### What to do
Reproduce the whole of the records exactly, and make sure no picture is carried into the result.

[Dataset excerpts]
Content starts

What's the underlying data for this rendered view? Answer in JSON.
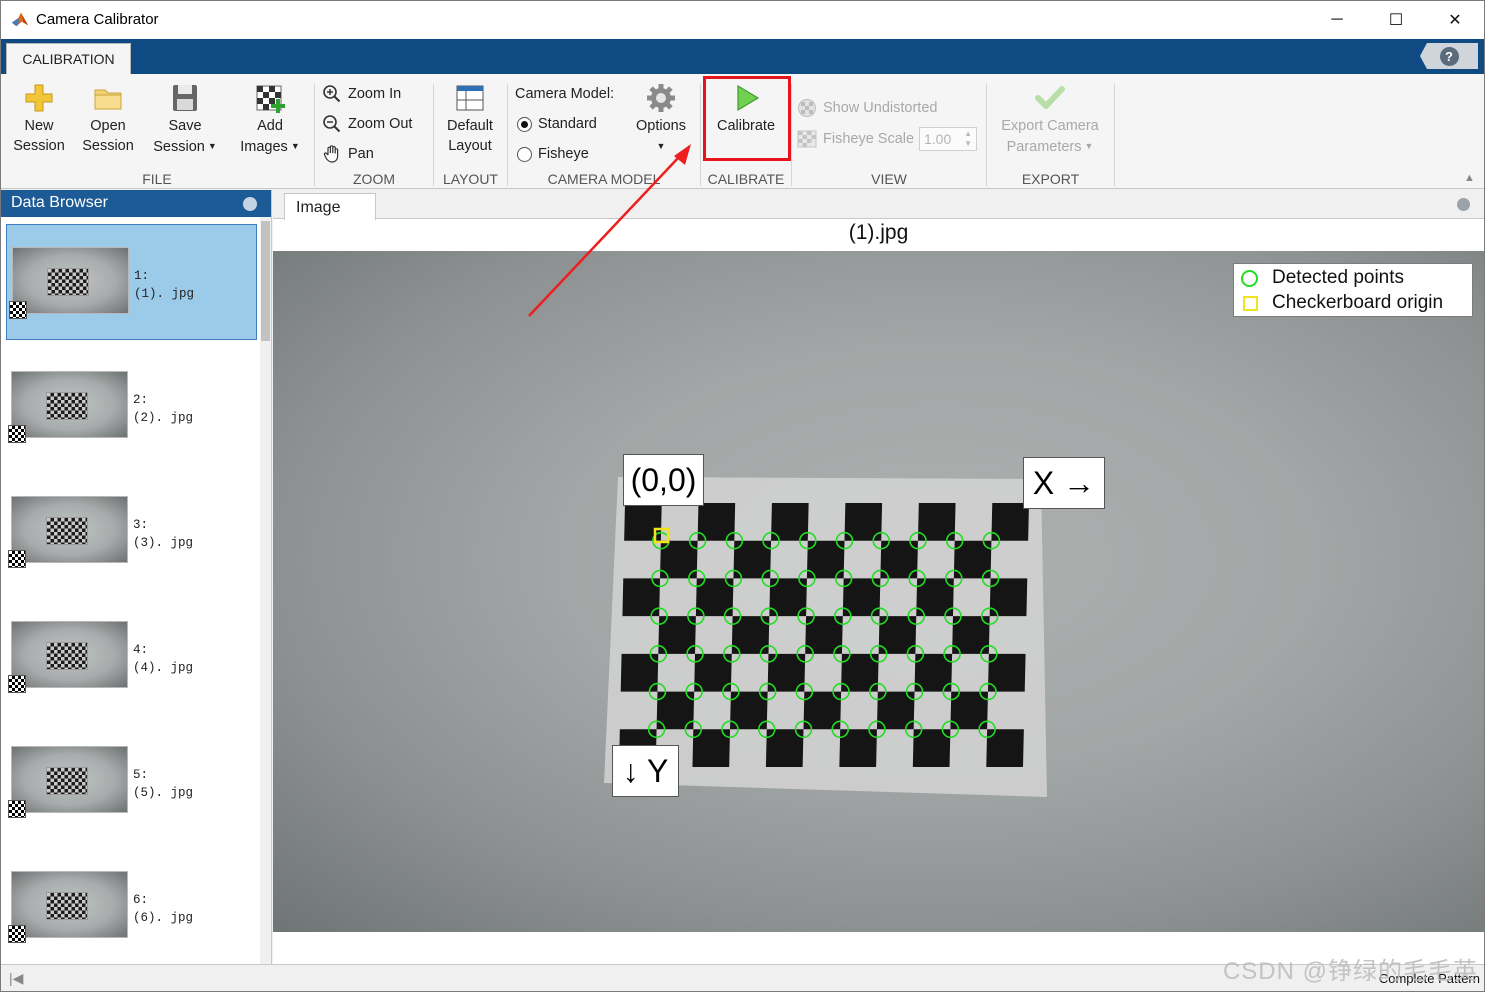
{
  "window": {
    "title": "Camera Calibrator",
    "minimize": "─",
    "maximize": "☐",
    "close": "✕"
  },
  "tabs": {
    "active": "CALIBRATION",
    "help": "?"
  },
  "ribbon": {
    "file": {
      "label": "FILE",
      "new_line1": "New",
      "new_line2": "Session",
      "open_line1": "Open",
      "open_line2": "Session",
      "save_line1": "Save",
      "save_line2": "Session",
      "add_line1": "Add",
      "add_line2": "Images"
    },
    "zoom": {
      "label": "ZOOM",
      "zoom_in": "Zoom In",
      "zoom_out": "Zoom Out",
      "pan": "Pan"
    },
    "layout": {
      "label": "LAYOUT",
      "default_line1": "Default",
      "default_line2": "Layout"
    },
    "camera_model": {
      "label": "CAMERA MODEL",
      "heading": "Camera Model:",
      "standard": "Standard",
      "fisheye": "Fisheye",
      "options": "Options",
      "selected": "Standard"
    },
    "calibrate": {
      "label": "CALIBRATE",
      "button": "Calibrate"
    },
    "view": {
      "label": "VIEW",
      "show_undistorted": "Show Undistorted",
      "fisheye_scale": "Fisheye Scale",
      "fisheye_scale_value": "1.00"
    },
    "export": {
      "label": "EXPORT",
      "line1": "Export Camera",
      "line2": "Parameters"
    }
  },
  "data_browser": {
    "title": "Data Browser",
    "items": [
      {
        "index": "1:",
        "file": "(1). jpg",
        "selected": true
      },
      {
        "index": "2:",
        "file": "(2). jpg",
        "selected": false
      },
      {
        "index": "3:",
        "file": "(3). jpg",
        "selected": false
      },
      {
        "index": "4:",
        "file": "(4). jpg",
        "selected": false
      },
      {
        "index": "5:",
        "file": "(5). jpg",
        "selected": false
      },
      {
        "index": "6:",
        "file": "(6). jpg",
        "selected": false
      }
    ]
  },
  "image_panel": {
    "tab": "Image",
    "title": "(1).jpg",
    "legend": {
      "detected": "Detected points",
      "origin": "Checkerboard origin"
    },
    "origin_label": "(0,0)",
    "x_label": "X →",
    "y_label": "↓ Y"
  },
  "colors": {
    "ribbon_tab_blue": "#0f4a82",
    "browser_header": "#1d5b96",
    "selected_item": "#9ccbea",
    "detected_point": "#22dd22",
    "origin_marker": "#f2e41c",
    "highlight_red": "#e8141c"
  },
  "status": {
    "left_icon": "|◀",
    "right": "Complete Pattern"
  },
  "watermark": "CSDN @铮绿的毛毛英"
}
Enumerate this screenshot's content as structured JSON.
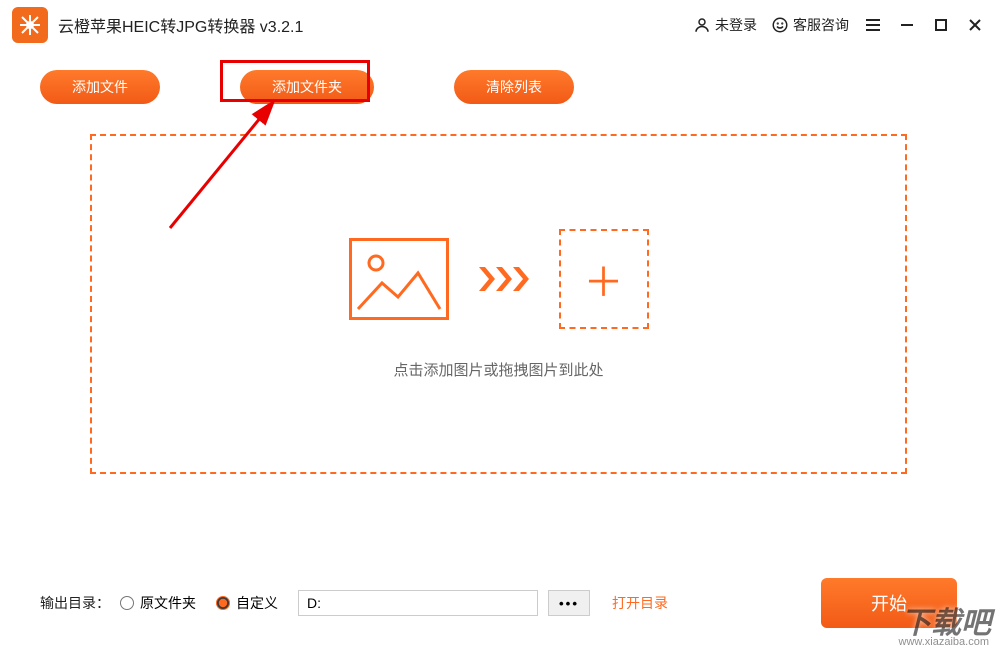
{
  "titlebar": {
    "app_title": "云橙苹果HEIC转JPG转换器 v3.2.1",
    "login_status": "未登录",
    "support_label": "客服咨询"
  },
  "toolbar": {
    "add_file_label": "添加文件",
    "add_folder_label": "添加文件夹",
    "clear_list_label": "清除列表"
  },
  "dropzone": {
    "hint_text": "点击添加图片或拖拽图片到此处"
  },
  "footer": {
    "output_label": "输出目录：",
    "radio_original_label": "原文件夹",
    "radio_custom_label": "自定义",
    "custom_path_value": "D:",
    "browse_btn_label": "•••",
    "open_dir_label": "打开目录",
    "start_btn_label": "开始",
    "output_mode_selected": "custom"
  },
  "watermark": {
    "main": "下载吧",
    "sub": "www.xiazaiba.com"
  }
}
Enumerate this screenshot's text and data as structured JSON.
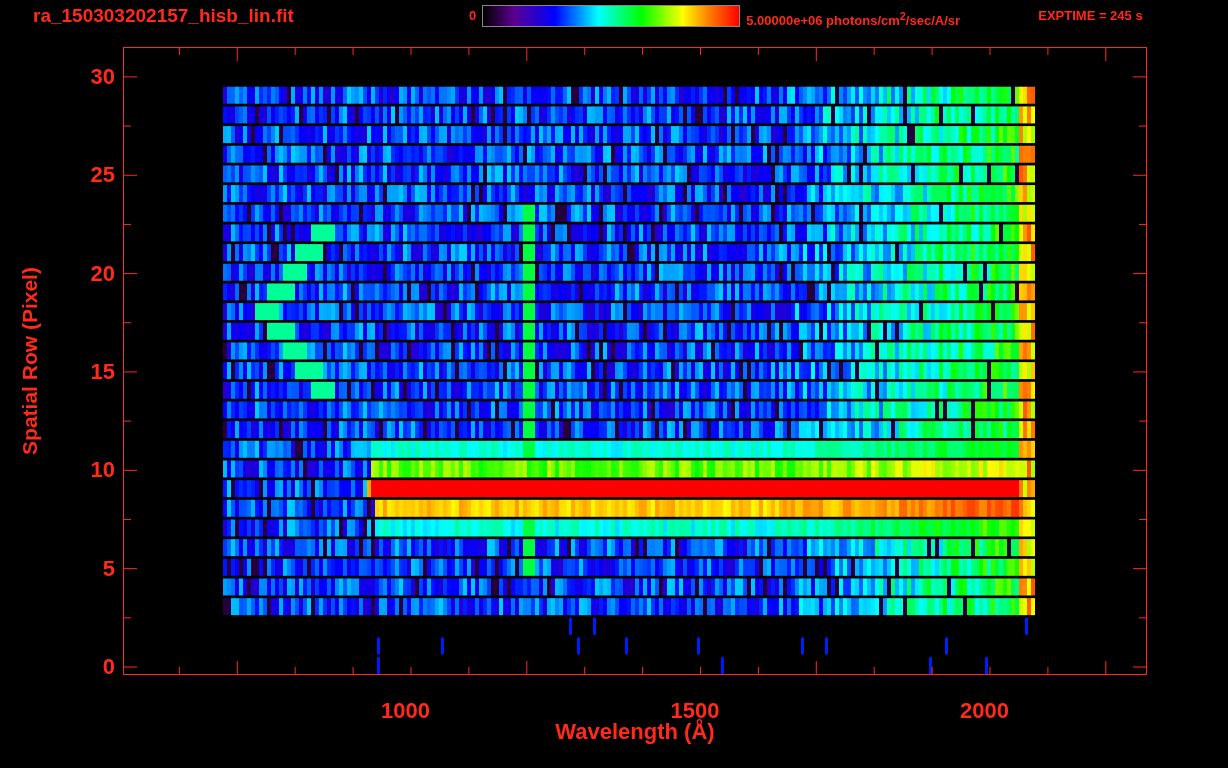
{
  "header": {
    "title": "ra_150303202157_hisb_lin.fit",
    "colorbar": {
      "min_label": "0",
      "max_label": "5.00000e+06 photons/cm$^{2}$/sec/A/sr"
    },
    "exposure": "EXPTIME = 245 s"
  },
  "y_axis": {
    "label": "Spatial Row (Pixel)",
    "ticks": [
      "30",
      "25",
      "20",
      "15",
      "10",
      "5",
      "0"
    ]
  },
  "x_axis": {
    "label": "Wavelength (Å)",
    "ticks": [
      "1000",
      "1500",
      "2000"
    ]
  }
}
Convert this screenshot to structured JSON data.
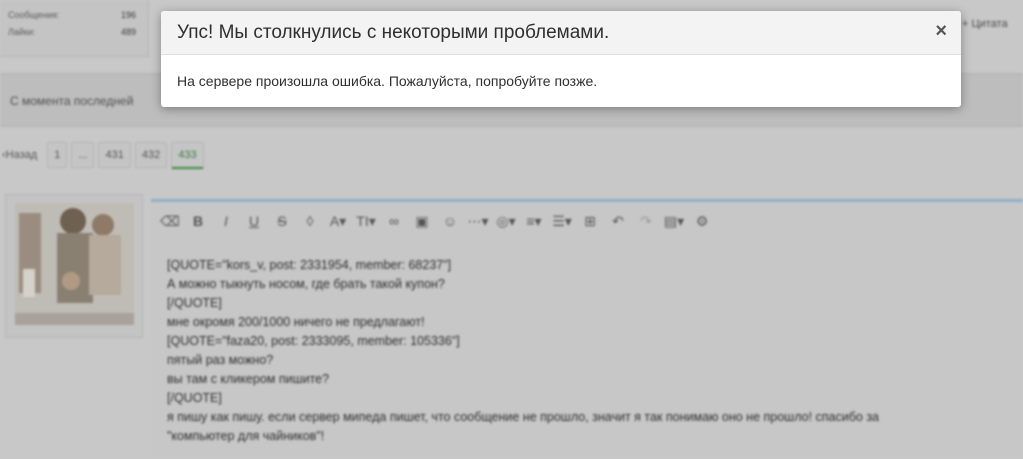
{
  "stats": {
    "rows": [
      {
        "label": "Сообщения:",
        "value": "196"
      },
      {
        "label": "Лайки:",
        "value": "489"
      }
    ]
  },
  "quote_button": "+ Цитата",
  "banner": {
    "text": "С момента последней"
  },
  "pager": {
    "back": "‹Назад",
    "pages": [
      "1",
      "...",
      "431",
      "432",
      "433"
    ],
    "active": "433"
  },
  "editor": {
    "toolbar_icons": [
      "eraser-icon",
      "bold-icon",
      "italic-icon",
      "underline-icon",
      "strikethrough-icon",
      "text-color-icon",
      "font-family-icon",
      "font-size-icon",
      "link-icon",
      "image-icon",
      "smiley-icon",
      "more-icon",
      "hide-icon",
      "align-icon",
      "list-icon",
      "table-icon",
      "undo-icon",
      "redo-icon",
      "drafts-icon",
      "settings-icon"
    ],
    "lines": [
      "[QUOTE=\"kors_v, post: 2331954, member: 68237\"]",
      "А можно тыкнуть носом, где брать такой купон?",
      "[/QUOTE]",
      "мне окромя 200/1000 ничего не предлагают!",
      "[QUOTE=\"faza20, post: 2333095, member: 105336\"]",
      "пятый раз можно?",
      "вы там с кликером пишите?",
      "[/QUOTE]",
      "я пишу как пишу. если сервер мипеда пишет, что сообщение не прошло, значит я так понимаю оно не прошло! спасибо за",
      "\"компьютер для чайников\"!"
    ]
  },
  "modal": {
    "title": "Упс! Мы столкнулись с некоторыми проблемами.",
    "message": "На сервере произошла ошибка. Пожалуйста, попробуйте позже.",
    "close": "×"
  }
}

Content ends

### Expected output
What's the underlying data for this rendered view? Answer in JSON.
{
  "window": {
    "title": "Camera Calibrator",
    "minimize": "─",
    "maximize": "☐",
    "close": "✕"
  },
  "tabs": {
    "active": "CALIBRATION",
    "help": "?"
  },
  "ribbon": {
    "file": {
      "label": "FILE",
      "new_line1": "New",
      "new_line2": "Session",
      "open_line1": "Open",
      "open_line2": "Session",
      "save_line1": "Save",
      "save_line2": "Session",
      "add_line1": "Add",
      "add_line2": "Images"
    },
    "zoom": {
      "label": "ZOOM",
      "zoom_in": "Zoom In",
      "zoom_out": "Zoom Out",
      "pan": "Pan"
    },
    "layout": {
      "label": "LAYOUT",
      "default_line1": "Default",
      "default_line2": "Layout"
    },
    "camera_model": {
      "label": "CAMERA MODEL",
      "heading": "Camera Model:",
      "standard": "Standard",
      "fisheye": "Fisheye",
      "options": "Options",
      "selected": "Standard"
    },
    "calibrate": {
      "label": "CALIBRATE",
      "button": "Calibrate"
    },
    "view": {
      "label": "VIEW",
      "show_undistorted": "Show Undistorted",
      "fisheye_scale": "Fisheye Scale",
      "fisheye_scale_value": "1.00"
    },
    "export": {
      "label": "EXPORT",
      "line1": "Export Camera",
      "line2": "Parameters"
    }
  },
  "data_browser": {
    "title": "Data Browser",
    "items": [
      {
        "index": "1:",
        "file": "(1). jpg",
        "selected": true
      },
      {
        "index": "2:",
        "file": "(2). jpg",
        "selected": false
      },
      {
        "index": "3:",
        "file": "(3). jpg",
        "selected": false
      },
      {
        "index": "4:",
        "file": "(4). jpg",
        "selected": false
      },
      {
        "index": "5:",
        "file": "(5). jpg",
        "selected": false
      },
      {
        "index": "6:",
        "file": "(6). jpg",
        "selected": false
      }
    ]
  },
  "image_panel": {
    "tab": "Image",
    "title": "(1).jpg",
    "legend": {
      "detected": "Detected points",
      "origin": "Checkerboard origin"
    },
    "origin_label": "(0,0)",
    "x_label": "X →",
    "y_label": "↓ Y"
  },
  "colors": {
    "ribbon_tab_blue": "#0f4a82",
    "browser_header": "#1d5b96",
    "selected_item": "#9ccbea",
    "detected_point": "#22dd22",
    "origin_marker": "#f2e41c",
    "highlight_red": "#e8141c"
  },
  "status": {
    "left_icon": "|◀",
    "right": "Complete Pattern"
  },
  "watermark": "CSDN @铮绿的毛毛英"
}
Enumerate this screenshot's content as structured JSON.
{
  "titlebar": {
    "app_title": "云橙苹果HEIC转JPG转换器 v3.2.1",
    "login_status": "未登录",
    "support_label": "客服咨询"
  },
  "toolbar": {
    "add_file_label": "添加文件",
    "add_folder_label": "添加文件夹",
    "clear_list_label": "清除列表"
  },
  "dropzone": {
    "hint_text": "点击添加图片或拖拽图片到此处"
  },
  "footer": {
    "output_label": "输出目录：",
    "radio_original_label": "原文件夹",
    "radio_custom_label": "自定义",
    "custom_path_value": "D:",
    "browse_btn_label": "•••",
    "open_dir_label": "打开目录",
    "start_btn_label": "开始",
    "output_mode_selected": "custom"
  },
  "watermark": {
    "main": "下载吧",
    "sub": "www.xiazaiba.com"
  }
}
Enumerate this screenshot's text and data as structured JSON.
{
  "header": {
    "title": "ra_150303202157_hisb_lin.fit",
    "colorbar": {
      "min_label": "0",
      "max_label": "5.00000e+06 photons/cm$^{2}$/sec/A/sr"
    },
    "exposure": "EXPTIME = 245 s"
  },
  "y_axis": {
    "label": "Spatial Row (Pixel)",
    "ticks": [
      "30",
      "25",
      "20",
      "15",
      "10",
      "5",
      "0"
    ]
  },
  "x_axis": {
    "label": "Wavelength (Å)",
    "ticks": [
      "1000",
      "1500",
      "2000"
    ]
  }
}
Convert this screenshot to structured JSON data.
{
  "stats": {
    "rows": [
      {
        "label": "Сообщения:",
        "value": "196"
      },
      {
        "label": "Лайки:",
        "value": "489"
      }
    ]
  },
  "quote_button": "+ Цитата",
  "banner": {
    "text": "С момента последней"
  },
  "pager": {
    "back": "‹Назад",
    "pages": [
      "1",
      "...",
      "431",
      "432",
      "433"
    ],
    "active": "433"
  },
  "editor": {
    "toolbar_icons": [
      "eraser-icon",
      "bold-icon",
      "italic-icon",
      "underline-icon",
      "strikethrough-icon",
      "text-color-icon",
      "font-family-icon",
      "font-size-icon",
      "link-icon",
      "image-icon",
      "smiley-icon",
      "more-icon",
      "hide-icon",
      "align-icon",
      "list-icon",
      "table-icon",
      "undo-icon",
      "redo-icon",
      "drafts-icon",
      "settings-icon"
    ],
    "lines": [
      "[QUOTE=\"kors_v, post: 2331954, member: 68237\"]",
      "А можно тыкнуть носом, где брать такой купон?",
      "[/QUOTE]",
      "мне окромя 200/1000 ничего не предлагают!",
      "[QUOTE=\"faza20, post: 2333095, member: 105336\"]",
      "пятый раз можно?",
      "вы там с кликером пишите?",
      "[/QUOTE]",
      "я пишу как пишу. если сервер мипеда пишет, что сообщение не прошло, значит я так понимаю оно не прошло! спасибо за",
      "\"компьютер для чайников\"!"
    ]
  },
  "modal": {
    "title": "Упс! Мы столкнулись с некоторыми проблемами.",
    "message": "На сервере произошла ошибка. Пожалуйста, попробуйте позже.",
    "close": "×"
  }
}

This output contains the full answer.